• **EXERCISE AIM**
Give back all of the data unchanged. Keep every word as it is.
--- START ---
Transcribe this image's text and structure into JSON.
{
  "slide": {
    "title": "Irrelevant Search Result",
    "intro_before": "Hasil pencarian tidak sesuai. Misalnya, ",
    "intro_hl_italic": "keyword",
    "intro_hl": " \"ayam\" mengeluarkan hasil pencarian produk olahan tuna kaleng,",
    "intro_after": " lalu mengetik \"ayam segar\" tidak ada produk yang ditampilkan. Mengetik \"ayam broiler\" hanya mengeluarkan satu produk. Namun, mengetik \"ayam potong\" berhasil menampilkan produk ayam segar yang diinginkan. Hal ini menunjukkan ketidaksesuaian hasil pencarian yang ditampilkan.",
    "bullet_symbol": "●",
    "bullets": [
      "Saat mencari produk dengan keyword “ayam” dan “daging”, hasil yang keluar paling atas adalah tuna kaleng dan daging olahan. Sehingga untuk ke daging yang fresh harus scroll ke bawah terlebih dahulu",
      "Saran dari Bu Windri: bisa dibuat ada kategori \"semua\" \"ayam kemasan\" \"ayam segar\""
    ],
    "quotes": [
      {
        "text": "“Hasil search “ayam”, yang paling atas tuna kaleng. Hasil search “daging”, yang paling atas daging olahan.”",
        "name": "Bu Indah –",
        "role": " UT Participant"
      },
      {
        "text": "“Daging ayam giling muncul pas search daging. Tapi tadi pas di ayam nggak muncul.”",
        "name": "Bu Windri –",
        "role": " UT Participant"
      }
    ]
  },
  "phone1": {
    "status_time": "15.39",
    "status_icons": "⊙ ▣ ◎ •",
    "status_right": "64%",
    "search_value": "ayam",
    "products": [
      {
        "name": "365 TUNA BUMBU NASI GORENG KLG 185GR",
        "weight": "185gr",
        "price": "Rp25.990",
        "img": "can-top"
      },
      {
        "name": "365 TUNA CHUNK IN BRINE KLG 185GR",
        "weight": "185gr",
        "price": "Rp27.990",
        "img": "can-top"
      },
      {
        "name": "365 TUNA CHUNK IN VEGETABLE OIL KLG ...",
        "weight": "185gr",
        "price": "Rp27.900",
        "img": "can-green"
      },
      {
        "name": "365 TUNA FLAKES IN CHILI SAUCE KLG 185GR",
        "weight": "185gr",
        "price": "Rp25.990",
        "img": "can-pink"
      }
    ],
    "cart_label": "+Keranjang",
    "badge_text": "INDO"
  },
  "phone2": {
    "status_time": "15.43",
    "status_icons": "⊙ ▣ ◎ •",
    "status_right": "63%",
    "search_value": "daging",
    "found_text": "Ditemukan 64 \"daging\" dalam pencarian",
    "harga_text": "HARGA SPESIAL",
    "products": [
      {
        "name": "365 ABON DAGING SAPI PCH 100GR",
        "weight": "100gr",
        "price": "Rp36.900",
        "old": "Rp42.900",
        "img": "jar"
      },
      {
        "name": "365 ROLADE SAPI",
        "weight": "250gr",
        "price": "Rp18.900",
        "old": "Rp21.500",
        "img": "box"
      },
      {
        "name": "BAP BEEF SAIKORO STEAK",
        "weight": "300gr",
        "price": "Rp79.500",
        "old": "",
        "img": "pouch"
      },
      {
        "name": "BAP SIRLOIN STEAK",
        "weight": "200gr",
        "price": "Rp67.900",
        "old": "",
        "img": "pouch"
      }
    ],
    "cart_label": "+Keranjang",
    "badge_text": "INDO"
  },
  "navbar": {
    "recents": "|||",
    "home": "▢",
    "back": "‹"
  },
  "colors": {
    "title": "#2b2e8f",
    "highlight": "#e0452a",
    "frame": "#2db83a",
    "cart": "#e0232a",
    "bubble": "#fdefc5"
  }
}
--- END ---
• **RESULT FOR THIS EXERCISE**
Transcribe this image's text and structure into JSON.
{
  "slide": {
    "title": "Irrelevant Search Result",
    "intro_before": "Hasil pencarian tidak sesuai. Misalnya, ",
    "intro_hl_italic": "keyword",
    "intro_hl": " \"ayam\" mengeluarkan hasil pencarian produk olahan tuna kaleng,",
    "intro_after": " lalu mengetik \"ayam segar\" tidak ada produk yang ditampilkan. Mengetik \"ayam broiler\" hanya mengeluarkan satu produk. Namun, mengetik \"ayam potong\" berhasil menampilkan produk ayam segar yang diinginkan. Hal ini menunjukkan ketidaksesuaian hasil pencarian yang ditampilkan.",
    "bullet_symbol": "●",
    "bullets": [
      "Saat mencari produk dengan keyword “ayam” dan “daging”, hasil yang keluar paling atas adalah tuna kaleng dan daging olahan. Sehingga untuk ke daging yang fresh harus scroll ke bawah terlebih dahulu",
      "Saran dari Bu Windri: bisa dibuat ada kategori \"semua\" \"ayam kemasan\" \"ayam segar\""
    ],
    "quotes": [
      {
        "text": "“Hasil search “ayam”, yang paling atas tuna kaleng. Hasil search “daging”, yang paling atas daging olahan.”",
        "name": "Bu Indah –",
        "role": " UT Participant"
      },
      {
        "text": "“Daging ayam giling muncul pas search daging. Tapi tadi pas di ayam nggak muncul.”",
        "name": "Bu Windri –",
        "role": " UT Participant"
      }
    ]
  },
  "phone1": {
    "status_time": "15.39",
    "status_icons": "⊙ ▣ ◎ •",
    "status_right": "64%",
    "search_value": "ayam",
    "products": [
      {
        "name": "365 TUNA BUMBU NASI GORENG KLG 185GR",
        "weight": "185gr",
        "price": "Rp25.990",
        "img": "can-top"
      },
      {
        "name": "365 TUNA CHUNK IN BRINE KLG 185GR",
        "weight": "185gr",
        "price": "Rp27.990",
        "img": "can-top"
      },
      {
        "name": "365 TUNA CHUNK IN VEGETABLE OIL KLG ...",
        "weight": "185gr",
        "price": "Rp27.900",
        "img": "can-green"
      },
      {
        "name": "365 TUNA FLAKES IN CHILI SAUCE KLG 185GR",
        "weight": "185gr",
        "price": "Rp25.990",
        "img": "can-pink"
      }
    ],
    "cart_label": "+Keranjang",
    "badge_text": "INDO"
  },
  "phone2": {
    "status_time": "15.43",
    "status_icons": "⊙ ▣ ◎ •",
    "status_right": "63%",
    "search_value": "daging",
    "found_text": "Ditemukan 64 \"daging\" dalam pencarian",
    "harga_text": "HARGA SPESIAL",
    "products": [
      {
        "name": "365 ABON DAGING SAPI PCH 100GR",
        "weight": "100gr",
        "price": "Rp36.900",
        "old": "Rp42.900",
        "img": "jar"
      },
      {
        "name": "365 ROLADE SAPI",
        "weight": "250gr",
        "price": "Rp18.900",
        "old": "Rp21.500",
        "img": "box"
      },
      {
        "name": "BAP BEEF SAIKORO STEAK",
        "weight": "300gr",
        "price": "Rp79.500",
        "old": "",
        "img": "pouch"
      },
      {
        "name": "BAP SIRLOIN STEAK",
        "weight": "200gr",
        "price": "Rp67.900",
        "old": "",
        "img": "pouch"
      }
    ],
    "cart_label": "+Keranjang",
    "badge_text": "INDO"
  },
  "navbar": {
    "recents": "|||",
    "home": "▢",
    "back": "‹"
  },
  "colors": {
    "title": "#2b2e8f",
    "highlight": "#e0452a",
    "frame": "#2db83a",
    "cart": "#e0232a",
    "bubble": "#fdefc5"
  }
}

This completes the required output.